• RECORDS TO USE
/---

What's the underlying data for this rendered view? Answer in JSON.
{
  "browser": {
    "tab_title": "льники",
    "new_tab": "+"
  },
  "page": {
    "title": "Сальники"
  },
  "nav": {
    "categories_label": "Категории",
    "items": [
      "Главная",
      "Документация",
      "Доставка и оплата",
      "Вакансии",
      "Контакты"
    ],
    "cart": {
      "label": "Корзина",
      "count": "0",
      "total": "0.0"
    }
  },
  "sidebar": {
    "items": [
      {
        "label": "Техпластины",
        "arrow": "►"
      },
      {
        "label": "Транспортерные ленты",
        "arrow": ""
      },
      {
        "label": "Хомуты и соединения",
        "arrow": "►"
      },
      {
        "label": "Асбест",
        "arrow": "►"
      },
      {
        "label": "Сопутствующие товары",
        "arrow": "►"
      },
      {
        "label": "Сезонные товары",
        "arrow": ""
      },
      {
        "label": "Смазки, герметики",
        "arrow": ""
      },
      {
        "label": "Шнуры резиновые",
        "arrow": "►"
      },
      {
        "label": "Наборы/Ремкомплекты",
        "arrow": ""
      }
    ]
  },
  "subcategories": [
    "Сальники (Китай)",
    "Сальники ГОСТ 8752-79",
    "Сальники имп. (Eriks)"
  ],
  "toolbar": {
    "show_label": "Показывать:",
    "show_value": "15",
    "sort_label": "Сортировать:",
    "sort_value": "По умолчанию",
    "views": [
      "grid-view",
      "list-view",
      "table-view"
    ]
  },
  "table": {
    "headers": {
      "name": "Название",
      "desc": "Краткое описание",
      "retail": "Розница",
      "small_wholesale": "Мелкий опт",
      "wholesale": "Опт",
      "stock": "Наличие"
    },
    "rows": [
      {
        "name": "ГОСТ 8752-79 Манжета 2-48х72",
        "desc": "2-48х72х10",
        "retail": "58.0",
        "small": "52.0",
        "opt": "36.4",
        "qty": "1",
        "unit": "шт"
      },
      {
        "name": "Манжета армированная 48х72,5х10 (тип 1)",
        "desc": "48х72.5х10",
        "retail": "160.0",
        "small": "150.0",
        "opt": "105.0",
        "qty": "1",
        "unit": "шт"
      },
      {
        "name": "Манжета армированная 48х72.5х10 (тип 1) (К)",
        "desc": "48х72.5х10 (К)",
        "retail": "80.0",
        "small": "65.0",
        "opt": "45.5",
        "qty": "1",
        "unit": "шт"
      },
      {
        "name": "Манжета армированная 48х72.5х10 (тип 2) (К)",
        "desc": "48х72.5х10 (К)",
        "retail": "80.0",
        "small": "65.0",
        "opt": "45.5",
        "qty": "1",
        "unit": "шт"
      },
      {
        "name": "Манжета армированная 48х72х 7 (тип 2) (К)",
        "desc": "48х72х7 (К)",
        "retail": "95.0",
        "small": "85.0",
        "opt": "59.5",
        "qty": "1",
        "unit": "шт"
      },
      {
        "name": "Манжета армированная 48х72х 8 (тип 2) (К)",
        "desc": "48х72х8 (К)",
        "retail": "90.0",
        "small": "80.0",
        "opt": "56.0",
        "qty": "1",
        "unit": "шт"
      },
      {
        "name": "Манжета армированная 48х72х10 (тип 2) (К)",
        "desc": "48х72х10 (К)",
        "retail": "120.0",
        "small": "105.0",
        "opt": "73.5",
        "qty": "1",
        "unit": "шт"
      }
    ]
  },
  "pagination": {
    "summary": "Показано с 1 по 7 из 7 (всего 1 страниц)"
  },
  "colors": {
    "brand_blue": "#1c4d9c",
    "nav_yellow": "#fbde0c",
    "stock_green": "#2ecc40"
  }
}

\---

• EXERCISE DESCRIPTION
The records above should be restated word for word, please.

• ANSWER TO THIS EXERCISE
What's the underlying data for this rendered view? Answer in JSON.
{
  "browser": {
    "tab_title": "льники",
    "new_tab": "+"
  },
  "page": {
    "title": "Сальники"
  },
  "nav": {
    "categories_label": "Категории",
    "items": [
      "Главная",
      "Документация",
      "Доставка и оплата",
      "Вакансии",
      "Контакты"
    ],
    "cart": {
      "label": "Корзина",
      "count": "0",
      "total": "0.0"
    }
  },
  "sidebar": {
    "items": [
      {
        "label": "Техпластины",
        "arrow": "►"
      },
      {
        "label": "Транспортерные ленты",
        "arrow": ""
      },
      {
        "label": "Хомуты и соединения",
        "arrow": "►"
      },
      {
        "label": "Асбест",
        "arrow": "►"
      },
      {
        "label": "Сопутствующие товары",
        "arrow": "►"
      },
      {
        "label": "Сезонные товары",
        "arrow": ""
      },
      {
        "label": "Смазки, герметики",
        "arrow": ""
      },
      {
        "label": "Шнуры резиновые",
        "arrow": "►"
      },
      {
        "label": "Наборы/Ремкомплекты",
        "arrow": ""
      }
    ]
  },
  "subcategories": [
    "Сальники (Китай)",
    "Сальники ГОСТ 8752-79",
    "Сальники имп. (Eriks)"
  ],
  "toolbar": {
    "show_label": "Показывать:",
    "show_value": "15",
    "sort_label": "Сортировать:",
    "sort_value": "По умолчанию",
    "views": [
      "grid-view",
      "list-view",
      "table-view"
    ]
  },
  "table": {
    "headers": {
      "name": "Название",
      "desc": "Краткое описание",
      "retail": "Розница",
      "small_wholesale": "Мелкий опт",
      "wholesale": "Опт",
      "stock": "Наличие"
    },
    "rows": [
      {
        "name": "ГОСТ 8752-79 Манжета 2-48х72",
        "desc": "2-48х72х10",
        "retail": "58.0",
        "small": "52.0",
        "opt": "36.4",
        "qty": "1",
        "unit": "шт"
      },
      {
        "name": "Манжета армированная 48х72,5х10 (тип 1)",
        "desc": "48х72.5х10",
        "retail": "160.0",
        "small": "150.0",
        "opt": "105.0",
        "qty": "1",
        "unit": "шт"
      },
      {
        "name": "Манжета армированная 48х72.5х10 (тип 1) (К)",
        "desc": "48х72.5х10 (К)",
        "retail": "80.0",
        "small": "65.0",
        "opt": "45.5",
        "qty": "1",
        "unit": "шт"
      },
      {
        "name": "Манжета армированная 48х72.5х10 (тип 2) (К)",
        "desc": "48х72.5х10 (К)",
        "retail": "80.0",
        "small": "65.0",
        "opt": "45.5",
        "qty": "1",
        "unit": "шт"
      },
      {
        "name": "Манжета армированная 48х72х 7 (тип 2) (К)",
        "desc": "48х72х7 (К)",
        "retail": "95.0",
        "small": "85.0",
        "opt": "59.5",
        "qty": "1",
        "unit": "шт"
      },
      {
        "name": "Манжета армированная 48х72х 8 (тип 2) (К)",
        "desc": "48х72х8 (К)",
        "retail": "90.0",
        "small": "80.0",
        "opt": "56.0",
        "qty": "1",
        "unit": "шт"
      },
      {
        "name": "Манжета армированная 48х72х10 (тип 2) (К)",
        "desc": "48х72х10 (К)",
        "retail": "120.0",
        "small": "105.0",
        "opt": "73.5",
        "qty": "1",
        "unit": "шт"
      }
    ]
  },
  "pagination": {
    "summary": "Показано с 1 по 7 из 7 (всего 1 страниц)"
  },
  "colors": {
    "brand_blue": "#1c4d9c",
    "nav_yellow": "#fbde0c",
    "stock_green": "#2ecc40"
  }
}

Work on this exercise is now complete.